Subsequent to World War II the Rathaus served as the city hall of West Berlin until 1991 when the administration of the reunited City of Berlin moved back to the Rotes Rathaus in Mitte.

Mitte (locality)

MitteBerlin-Mittecentral Berlin
On 1 February 1951, East German Volkspolizei surprised the people of western Staaken by occupying the area and ended its administration by the Spandau Borough; instead, western Staaken became an exclave of the Soviet occupied borough Berlin-Mitte in the city centre.
Following a territorial redeployment by the Soviet Union and the United Kingdom that reshaped the borders of West Berlin's British Sector in August 1945, the western part of Staaken became in effect as of 1 February 1951 an exclave of Mitte, then still a borough of East Berlin.

Spandau

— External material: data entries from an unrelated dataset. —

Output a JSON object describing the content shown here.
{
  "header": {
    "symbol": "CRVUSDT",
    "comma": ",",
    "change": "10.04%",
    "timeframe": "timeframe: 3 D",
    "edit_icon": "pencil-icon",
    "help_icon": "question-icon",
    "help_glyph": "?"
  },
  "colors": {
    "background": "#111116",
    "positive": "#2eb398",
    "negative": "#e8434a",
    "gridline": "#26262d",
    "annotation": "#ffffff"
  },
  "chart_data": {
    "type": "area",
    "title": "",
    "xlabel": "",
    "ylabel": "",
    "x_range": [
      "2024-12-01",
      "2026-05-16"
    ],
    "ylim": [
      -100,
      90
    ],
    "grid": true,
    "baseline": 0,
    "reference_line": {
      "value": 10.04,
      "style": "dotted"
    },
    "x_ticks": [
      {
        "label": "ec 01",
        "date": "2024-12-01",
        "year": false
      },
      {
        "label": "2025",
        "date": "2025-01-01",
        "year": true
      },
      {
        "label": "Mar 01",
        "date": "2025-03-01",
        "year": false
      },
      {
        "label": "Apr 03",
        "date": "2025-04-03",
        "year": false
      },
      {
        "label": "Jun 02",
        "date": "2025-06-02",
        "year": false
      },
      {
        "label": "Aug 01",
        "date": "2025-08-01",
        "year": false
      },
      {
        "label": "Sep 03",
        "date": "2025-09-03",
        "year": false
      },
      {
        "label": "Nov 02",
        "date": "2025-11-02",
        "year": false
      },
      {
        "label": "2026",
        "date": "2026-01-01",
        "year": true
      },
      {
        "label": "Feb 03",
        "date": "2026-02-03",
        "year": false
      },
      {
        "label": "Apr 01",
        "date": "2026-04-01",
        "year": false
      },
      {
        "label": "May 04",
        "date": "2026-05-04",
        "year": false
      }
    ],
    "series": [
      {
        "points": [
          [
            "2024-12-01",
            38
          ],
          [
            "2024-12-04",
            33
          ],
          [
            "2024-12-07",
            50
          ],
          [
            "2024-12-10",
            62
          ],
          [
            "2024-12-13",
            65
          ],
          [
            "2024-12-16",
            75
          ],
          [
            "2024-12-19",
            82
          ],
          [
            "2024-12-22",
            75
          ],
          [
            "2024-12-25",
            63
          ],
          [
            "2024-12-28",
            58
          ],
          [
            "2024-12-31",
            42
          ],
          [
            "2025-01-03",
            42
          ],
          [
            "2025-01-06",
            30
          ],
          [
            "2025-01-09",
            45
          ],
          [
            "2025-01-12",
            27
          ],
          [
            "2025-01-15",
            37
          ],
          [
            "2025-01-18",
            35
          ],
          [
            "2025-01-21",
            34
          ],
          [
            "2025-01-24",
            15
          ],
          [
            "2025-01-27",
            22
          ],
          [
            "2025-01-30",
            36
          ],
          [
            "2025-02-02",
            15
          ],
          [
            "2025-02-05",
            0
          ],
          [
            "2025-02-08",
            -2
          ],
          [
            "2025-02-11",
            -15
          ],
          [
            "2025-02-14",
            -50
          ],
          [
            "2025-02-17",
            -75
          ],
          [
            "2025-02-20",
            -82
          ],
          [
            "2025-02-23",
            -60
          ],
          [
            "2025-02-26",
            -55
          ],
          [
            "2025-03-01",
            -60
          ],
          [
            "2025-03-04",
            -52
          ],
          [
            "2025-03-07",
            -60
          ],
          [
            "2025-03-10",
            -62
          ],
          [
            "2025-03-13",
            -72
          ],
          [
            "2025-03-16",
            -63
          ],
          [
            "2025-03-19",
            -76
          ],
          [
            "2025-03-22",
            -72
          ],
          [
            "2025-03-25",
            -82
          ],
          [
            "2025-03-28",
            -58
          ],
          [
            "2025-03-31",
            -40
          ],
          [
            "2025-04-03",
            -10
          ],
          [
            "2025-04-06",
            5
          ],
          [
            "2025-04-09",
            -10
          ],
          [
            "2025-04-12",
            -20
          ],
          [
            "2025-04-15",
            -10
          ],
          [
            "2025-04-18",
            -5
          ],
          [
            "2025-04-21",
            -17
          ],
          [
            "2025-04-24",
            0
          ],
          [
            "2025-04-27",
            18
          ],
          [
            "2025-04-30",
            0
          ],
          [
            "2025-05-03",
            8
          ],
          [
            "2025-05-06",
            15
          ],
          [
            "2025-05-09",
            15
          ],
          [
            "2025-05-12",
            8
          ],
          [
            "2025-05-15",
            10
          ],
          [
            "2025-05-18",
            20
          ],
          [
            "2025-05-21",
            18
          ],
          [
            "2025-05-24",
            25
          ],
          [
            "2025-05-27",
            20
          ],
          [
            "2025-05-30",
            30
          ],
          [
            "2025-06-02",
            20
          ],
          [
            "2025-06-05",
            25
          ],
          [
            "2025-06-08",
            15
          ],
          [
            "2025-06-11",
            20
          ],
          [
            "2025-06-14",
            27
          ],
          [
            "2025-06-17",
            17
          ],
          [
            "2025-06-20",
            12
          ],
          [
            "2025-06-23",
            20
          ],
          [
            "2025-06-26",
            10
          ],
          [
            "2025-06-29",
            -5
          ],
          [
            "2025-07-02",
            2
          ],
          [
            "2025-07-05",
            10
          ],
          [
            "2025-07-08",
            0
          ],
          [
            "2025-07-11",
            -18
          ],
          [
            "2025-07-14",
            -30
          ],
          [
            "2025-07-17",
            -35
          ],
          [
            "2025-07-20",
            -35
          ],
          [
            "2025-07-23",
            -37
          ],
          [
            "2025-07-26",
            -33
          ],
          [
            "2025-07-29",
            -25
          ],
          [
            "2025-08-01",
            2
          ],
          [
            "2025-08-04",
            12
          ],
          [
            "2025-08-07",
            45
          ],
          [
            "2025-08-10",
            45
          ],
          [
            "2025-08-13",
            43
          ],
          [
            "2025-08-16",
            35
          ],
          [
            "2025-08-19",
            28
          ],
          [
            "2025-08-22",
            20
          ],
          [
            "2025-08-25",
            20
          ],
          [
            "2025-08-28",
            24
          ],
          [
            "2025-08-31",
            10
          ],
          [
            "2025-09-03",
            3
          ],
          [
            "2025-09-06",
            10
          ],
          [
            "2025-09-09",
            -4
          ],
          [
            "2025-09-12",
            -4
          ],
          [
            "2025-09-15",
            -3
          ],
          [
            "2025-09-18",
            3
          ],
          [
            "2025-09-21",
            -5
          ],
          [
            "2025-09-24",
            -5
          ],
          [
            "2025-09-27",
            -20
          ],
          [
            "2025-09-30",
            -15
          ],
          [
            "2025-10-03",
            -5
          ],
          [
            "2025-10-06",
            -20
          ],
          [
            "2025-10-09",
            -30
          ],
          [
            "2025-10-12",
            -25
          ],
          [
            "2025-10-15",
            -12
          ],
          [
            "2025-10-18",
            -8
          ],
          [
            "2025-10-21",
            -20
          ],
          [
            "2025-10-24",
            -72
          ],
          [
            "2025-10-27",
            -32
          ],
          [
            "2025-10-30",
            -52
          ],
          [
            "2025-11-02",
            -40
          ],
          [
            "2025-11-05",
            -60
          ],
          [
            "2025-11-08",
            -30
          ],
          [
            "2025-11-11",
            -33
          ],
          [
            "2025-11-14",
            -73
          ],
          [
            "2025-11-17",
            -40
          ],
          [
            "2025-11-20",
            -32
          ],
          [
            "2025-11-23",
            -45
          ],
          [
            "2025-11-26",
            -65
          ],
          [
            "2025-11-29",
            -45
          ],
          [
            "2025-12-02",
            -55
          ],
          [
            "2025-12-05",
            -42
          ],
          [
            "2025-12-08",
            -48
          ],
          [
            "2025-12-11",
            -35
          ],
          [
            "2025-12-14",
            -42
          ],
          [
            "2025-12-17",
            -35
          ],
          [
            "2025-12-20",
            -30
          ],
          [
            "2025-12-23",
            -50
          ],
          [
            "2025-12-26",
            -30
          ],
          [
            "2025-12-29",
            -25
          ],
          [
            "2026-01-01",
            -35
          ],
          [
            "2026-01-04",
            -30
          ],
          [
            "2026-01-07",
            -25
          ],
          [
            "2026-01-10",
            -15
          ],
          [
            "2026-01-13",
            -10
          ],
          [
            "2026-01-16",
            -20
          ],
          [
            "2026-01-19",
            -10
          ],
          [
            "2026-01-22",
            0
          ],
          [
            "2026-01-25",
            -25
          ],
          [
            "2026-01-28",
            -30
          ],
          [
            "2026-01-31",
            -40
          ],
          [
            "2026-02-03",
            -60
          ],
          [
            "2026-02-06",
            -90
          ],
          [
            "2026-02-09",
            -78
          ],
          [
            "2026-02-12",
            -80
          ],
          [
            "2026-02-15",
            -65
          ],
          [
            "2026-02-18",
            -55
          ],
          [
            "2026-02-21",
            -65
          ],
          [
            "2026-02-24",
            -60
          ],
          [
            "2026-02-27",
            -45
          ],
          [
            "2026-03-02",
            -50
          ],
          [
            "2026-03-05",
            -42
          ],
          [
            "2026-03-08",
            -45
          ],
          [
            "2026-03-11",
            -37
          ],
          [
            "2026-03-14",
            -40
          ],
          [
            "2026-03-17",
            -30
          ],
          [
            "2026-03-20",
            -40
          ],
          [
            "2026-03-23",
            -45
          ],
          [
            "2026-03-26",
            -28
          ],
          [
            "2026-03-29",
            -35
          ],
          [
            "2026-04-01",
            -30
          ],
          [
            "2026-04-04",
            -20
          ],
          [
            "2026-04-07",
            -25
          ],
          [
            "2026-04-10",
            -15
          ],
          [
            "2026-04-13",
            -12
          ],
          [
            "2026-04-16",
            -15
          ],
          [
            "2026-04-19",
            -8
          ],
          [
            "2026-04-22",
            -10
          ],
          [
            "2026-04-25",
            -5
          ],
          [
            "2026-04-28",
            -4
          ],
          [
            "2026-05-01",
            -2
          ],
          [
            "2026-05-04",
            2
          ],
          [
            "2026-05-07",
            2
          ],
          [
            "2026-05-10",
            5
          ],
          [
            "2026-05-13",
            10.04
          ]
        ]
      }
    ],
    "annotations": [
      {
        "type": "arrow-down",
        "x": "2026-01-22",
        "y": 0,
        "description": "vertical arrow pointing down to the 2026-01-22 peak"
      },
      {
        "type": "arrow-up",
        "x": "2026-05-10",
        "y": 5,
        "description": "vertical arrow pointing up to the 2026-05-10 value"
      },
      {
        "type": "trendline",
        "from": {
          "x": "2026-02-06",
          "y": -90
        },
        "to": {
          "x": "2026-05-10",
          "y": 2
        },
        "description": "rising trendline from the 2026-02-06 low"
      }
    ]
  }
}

Berlin-SpandauBezirk SpandauBerlin – Spandau
Private West Berlin railway lines like the Neukölln–Mittenwalde railway (Neukölln-Mittenwalder Eisenbahn, NME), connecting the East German Mittenwalde with West Berlin-Neukölln and the Bötzowbahn between West Berlin-Spandau and East German Hennigsdorf, were disrupted at the border between West Berlin and East Germany on 26 October 1948 and August 1950, respectively.
After World War II Spandau fell into the British and American sector of West Berlin during the allied occupation.